#### Requirement:
Select every line below containing the word "JSON".

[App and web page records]

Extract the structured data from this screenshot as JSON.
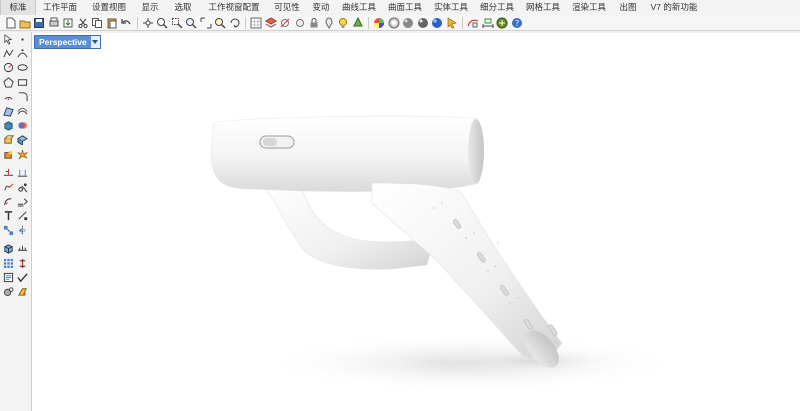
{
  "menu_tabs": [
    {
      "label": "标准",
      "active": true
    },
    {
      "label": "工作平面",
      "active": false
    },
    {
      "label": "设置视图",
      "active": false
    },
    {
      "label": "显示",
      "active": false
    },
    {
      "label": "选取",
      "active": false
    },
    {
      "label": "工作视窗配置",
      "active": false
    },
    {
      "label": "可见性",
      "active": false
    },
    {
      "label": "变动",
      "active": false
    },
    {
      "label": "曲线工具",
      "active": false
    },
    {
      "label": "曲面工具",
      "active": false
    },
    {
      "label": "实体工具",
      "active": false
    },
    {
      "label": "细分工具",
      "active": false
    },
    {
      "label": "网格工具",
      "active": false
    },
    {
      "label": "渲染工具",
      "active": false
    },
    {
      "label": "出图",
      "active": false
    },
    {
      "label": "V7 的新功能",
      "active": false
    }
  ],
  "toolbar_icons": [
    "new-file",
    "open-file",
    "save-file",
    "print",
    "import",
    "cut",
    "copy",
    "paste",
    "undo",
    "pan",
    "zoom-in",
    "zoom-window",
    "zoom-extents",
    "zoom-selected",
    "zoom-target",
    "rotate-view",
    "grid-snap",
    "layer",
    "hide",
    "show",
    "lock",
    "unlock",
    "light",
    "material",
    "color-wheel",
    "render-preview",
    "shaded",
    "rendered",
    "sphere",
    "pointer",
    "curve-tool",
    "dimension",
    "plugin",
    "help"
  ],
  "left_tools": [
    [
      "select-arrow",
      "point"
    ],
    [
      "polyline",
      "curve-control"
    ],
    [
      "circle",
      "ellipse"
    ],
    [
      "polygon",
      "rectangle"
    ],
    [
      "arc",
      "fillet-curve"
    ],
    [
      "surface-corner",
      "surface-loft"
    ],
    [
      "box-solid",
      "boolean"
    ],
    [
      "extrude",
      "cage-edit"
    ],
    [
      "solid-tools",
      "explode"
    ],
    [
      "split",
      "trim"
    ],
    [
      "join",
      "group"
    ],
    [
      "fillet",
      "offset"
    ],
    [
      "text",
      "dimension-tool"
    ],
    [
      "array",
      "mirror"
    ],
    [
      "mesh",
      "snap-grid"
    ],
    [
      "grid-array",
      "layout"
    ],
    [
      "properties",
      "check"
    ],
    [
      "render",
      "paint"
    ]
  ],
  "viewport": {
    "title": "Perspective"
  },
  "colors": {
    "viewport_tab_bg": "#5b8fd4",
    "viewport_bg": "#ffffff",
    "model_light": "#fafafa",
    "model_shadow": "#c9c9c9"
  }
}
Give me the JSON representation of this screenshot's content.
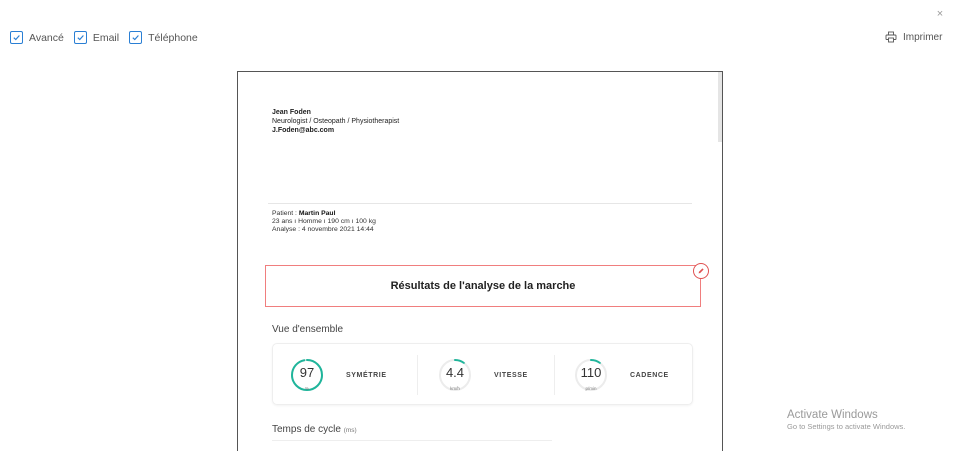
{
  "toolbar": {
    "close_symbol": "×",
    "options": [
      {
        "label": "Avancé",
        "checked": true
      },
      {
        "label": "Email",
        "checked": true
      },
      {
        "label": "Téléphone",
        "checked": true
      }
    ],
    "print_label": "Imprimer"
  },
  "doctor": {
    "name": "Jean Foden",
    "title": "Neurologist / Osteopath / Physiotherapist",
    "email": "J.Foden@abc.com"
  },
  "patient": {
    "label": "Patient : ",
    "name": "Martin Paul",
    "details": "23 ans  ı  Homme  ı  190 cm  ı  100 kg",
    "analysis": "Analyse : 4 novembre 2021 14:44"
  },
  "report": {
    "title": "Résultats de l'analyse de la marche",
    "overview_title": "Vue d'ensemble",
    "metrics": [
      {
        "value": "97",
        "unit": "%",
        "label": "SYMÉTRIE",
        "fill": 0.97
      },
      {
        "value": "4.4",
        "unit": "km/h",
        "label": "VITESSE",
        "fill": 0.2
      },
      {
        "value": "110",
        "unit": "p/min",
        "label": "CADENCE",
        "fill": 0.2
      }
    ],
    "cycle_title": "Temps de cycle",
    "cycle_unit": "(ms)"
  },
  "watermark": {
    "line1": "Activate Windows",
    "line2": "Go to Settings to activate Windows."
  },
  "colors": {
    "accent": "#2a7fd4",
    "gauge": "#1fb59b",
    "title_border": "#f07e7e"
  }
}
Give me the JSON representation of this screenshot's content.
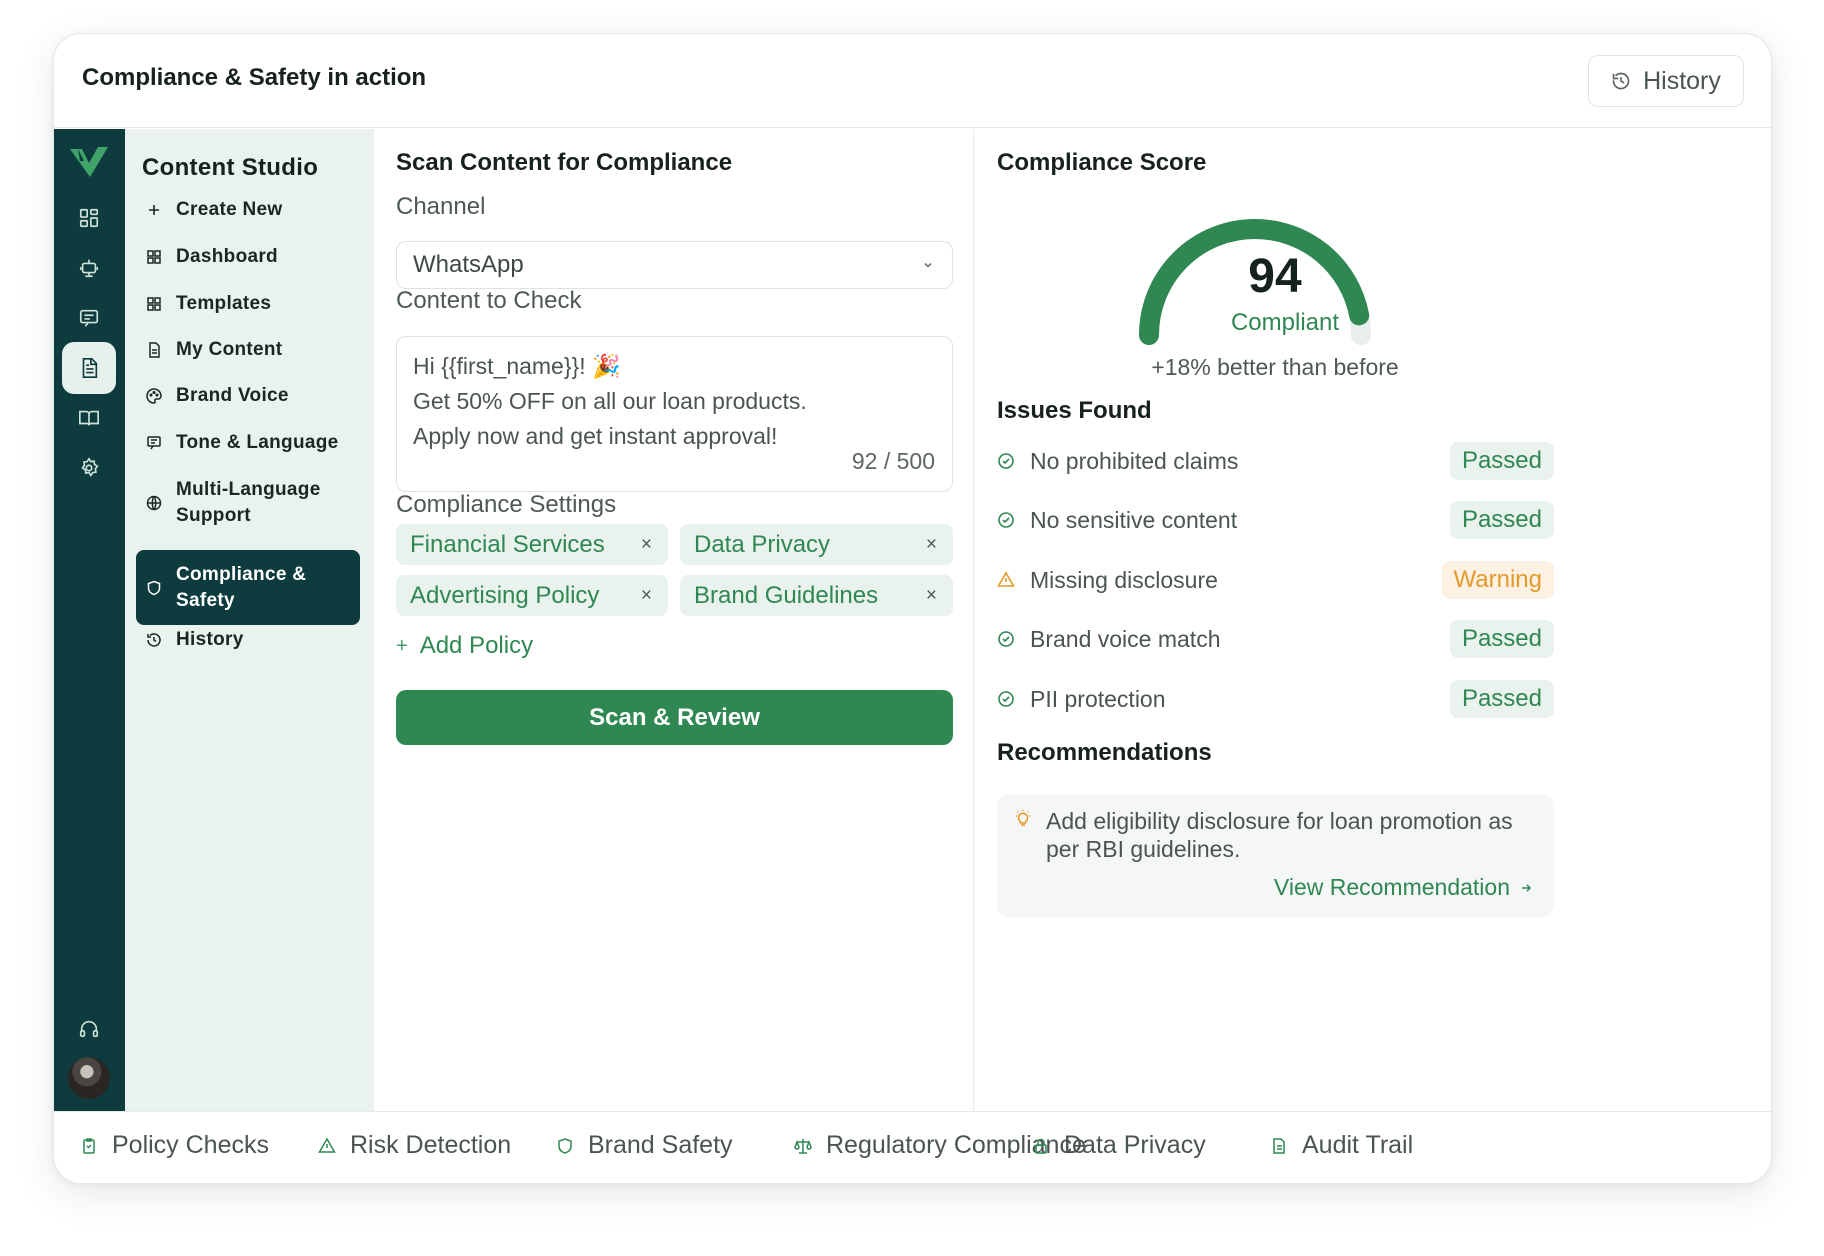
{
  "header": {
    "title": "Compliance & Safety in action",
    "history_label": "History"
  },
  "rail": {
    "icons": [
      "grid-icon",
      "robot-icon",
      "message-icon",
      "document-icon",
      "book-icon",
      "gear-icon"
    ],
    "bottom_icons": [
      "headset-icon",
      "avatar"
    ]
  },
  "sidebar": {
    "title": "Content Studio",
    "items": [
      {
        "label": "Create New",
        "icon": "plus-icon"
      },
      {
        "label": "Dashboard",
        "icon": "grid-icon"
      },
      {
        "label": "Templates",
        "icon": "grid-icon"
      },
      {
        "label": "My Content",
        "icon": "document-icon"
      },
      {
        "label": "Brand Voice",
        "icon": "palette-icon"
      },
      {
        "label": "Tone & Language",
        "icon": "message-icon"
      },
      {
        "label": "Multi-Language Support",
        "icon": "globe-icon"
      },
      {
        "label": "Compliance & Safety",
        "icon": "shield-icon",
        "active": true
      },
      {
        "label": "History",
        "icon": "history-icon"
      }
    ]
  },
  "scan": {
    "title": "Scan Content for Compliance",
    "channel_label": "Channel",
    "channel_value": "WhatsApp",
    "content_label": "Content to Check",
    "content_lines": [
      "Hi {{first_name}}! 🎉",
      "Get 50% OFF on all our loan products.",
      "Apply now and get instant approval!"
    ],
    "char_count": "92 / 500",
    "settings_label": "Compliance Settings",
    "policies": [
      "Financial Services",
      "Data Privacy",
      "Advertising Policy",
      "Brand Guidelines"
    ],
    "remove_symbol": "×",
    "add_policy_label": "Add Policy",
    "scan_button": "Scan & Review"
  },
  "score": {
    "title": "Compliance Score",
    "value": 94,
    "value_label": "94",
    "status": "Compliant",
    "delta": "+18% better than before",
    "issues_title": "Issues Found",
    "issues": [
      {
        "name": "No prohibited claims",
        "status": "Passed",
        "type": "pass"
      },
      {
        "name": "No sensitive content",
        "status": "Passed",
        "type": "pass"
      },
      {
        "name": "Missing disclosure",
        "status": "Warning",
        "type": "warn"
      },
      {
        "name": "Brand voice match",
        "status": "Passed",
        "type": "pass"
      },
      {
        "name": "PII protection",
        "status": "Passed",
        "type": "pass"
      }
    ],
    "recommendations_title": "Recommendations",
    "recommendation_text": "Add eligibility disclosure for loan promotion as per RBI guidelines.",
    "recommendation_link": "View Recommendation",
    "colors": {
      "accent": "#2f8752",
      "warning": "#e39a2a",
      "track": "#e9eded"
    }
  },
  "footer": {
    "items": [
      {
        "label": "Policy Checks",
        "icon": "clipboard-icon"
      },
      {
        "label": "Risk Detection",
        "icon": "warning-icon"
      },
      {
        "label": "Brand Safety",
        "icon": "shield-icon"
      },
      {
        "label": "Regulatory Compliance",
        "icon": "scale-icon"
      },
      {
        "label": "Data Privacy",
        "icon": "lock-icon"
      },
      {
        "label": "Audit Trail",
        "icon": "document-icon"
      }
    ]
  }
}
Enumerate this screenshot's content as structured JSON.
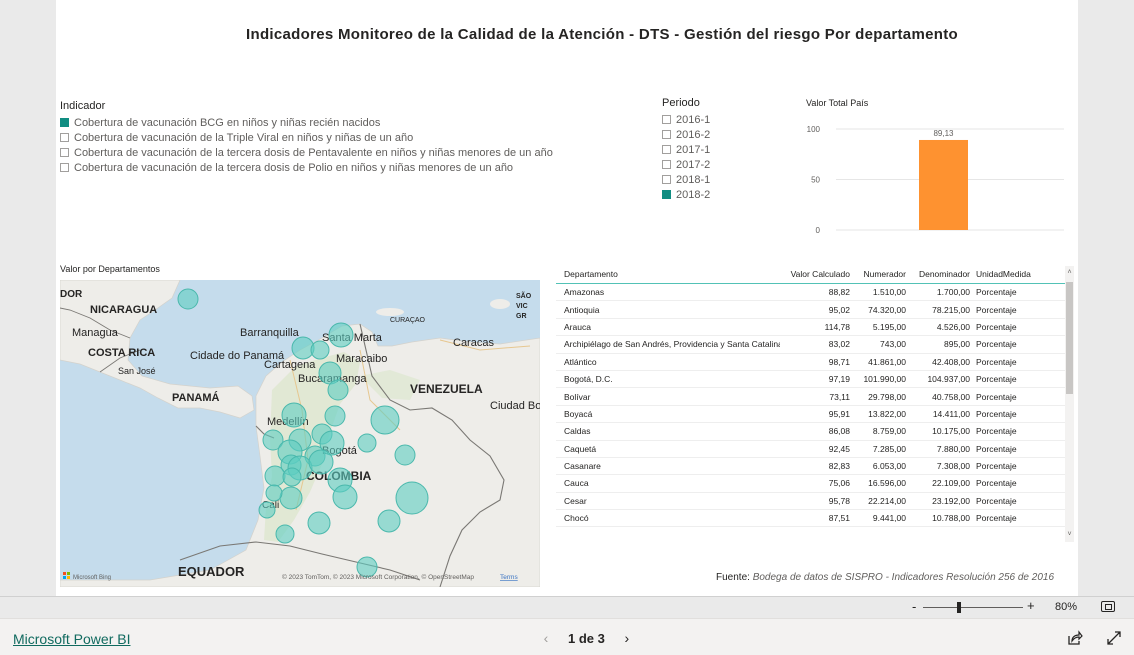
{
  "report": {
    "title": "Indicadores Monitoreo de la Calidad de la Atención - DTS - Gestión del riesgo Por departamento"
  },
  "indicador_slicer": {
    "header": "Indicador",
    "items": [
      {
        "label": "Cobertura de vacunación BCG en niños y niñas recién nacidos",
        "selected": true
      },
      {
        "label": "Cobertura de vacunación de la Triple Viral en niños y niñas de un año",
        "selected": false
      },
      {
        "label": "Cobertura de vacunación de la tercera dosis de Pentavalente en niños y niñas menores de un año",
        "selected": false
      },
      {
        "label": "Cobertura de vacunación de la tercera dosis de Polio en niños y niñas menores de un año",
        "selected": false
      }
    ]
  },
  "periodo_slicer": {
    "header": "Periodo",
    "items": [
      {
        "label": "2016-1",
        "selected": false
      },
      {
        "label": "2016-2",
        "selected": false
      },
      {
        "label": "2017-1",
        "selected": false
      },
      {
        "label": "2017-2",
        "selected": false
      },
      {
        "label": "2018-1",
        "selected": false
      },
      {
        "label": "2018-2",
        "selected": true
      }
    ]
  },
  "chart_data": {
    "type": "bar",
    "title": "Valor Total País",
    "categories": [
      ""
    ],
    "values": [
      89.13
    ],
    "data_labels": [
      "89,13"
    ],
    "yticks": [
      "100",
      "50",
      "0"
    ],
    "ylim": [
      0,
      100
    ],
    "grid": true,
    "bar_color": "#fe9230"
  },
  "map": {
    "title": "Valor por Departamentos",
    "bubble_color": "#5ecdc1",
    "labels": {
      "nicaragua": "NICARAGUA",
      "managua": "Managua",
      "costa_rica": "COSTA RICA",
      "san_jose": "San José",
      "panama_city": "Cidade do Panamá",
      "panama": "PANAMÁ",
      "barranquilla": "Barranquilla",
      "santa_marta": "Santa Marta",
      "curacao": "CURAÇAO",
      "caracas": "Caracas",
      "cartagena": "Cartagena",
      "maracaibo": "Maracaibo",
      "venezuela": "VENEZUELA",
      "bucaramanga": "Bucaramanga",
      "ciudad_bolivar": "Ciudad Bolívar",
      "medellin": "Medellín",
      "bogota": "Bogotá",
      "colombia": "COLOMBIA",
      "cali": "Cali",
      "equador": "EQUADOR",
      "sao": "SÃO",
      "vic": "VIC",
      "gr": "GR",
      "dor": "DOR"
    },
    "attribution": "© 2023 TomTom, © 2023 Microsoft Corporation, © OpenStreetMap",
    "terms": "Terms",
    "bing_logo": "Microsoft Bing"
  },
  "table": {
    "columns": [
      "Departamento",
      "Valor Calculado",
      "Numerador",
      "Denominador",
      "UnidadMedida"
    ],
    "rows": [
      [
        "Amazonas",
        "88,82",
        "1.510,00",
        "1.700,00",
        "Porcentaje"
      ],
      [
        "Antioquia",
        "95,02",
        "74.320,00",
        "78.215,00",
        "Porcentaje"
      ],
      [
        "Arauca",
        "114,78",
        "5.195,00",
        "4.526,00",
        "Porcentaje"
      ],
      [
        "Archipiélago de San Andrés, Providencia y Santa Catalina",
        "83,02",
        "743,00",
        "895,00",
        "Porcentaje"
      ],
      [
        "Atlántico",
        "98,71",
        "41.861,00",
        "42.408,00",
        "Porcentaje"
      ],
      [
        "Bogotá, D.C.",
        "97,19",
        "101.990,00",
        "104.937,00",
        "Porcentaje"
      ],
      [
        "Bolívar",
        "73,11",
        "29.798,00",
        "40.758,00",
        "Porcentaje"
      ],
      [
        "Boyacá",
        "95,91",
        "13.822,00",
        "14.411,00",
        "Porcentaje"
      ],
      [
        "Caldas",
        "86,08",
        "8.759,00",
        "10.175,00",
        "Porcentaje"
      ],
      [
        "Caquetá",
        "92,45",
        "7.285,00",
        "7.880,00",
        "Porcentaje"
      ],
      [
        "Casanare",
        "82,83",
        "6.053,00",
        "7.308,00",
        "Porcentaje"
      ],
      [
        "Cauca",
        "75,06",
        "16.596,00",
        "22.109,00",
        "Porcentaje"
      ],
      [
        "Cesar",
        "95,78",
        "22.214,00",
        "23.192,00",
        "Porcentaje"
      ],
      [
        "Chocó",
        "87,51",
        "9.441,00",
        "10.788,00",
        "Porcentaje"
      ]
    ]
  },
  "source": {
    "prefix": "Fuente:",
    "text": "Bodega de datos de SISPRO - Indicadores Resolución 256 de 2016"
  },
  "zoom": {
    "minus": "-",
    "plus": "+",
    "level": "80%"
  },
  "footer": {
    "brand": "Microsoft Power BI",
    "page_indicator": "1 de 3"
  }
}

#### Solution for this problem:
Extract the structured data from this screenshot as JSON.
Give me the JSON representation of this screenshot's content.
Give me the JSON representation of this screenshot's content.
Enumerate this screenshot's content as structured JSON.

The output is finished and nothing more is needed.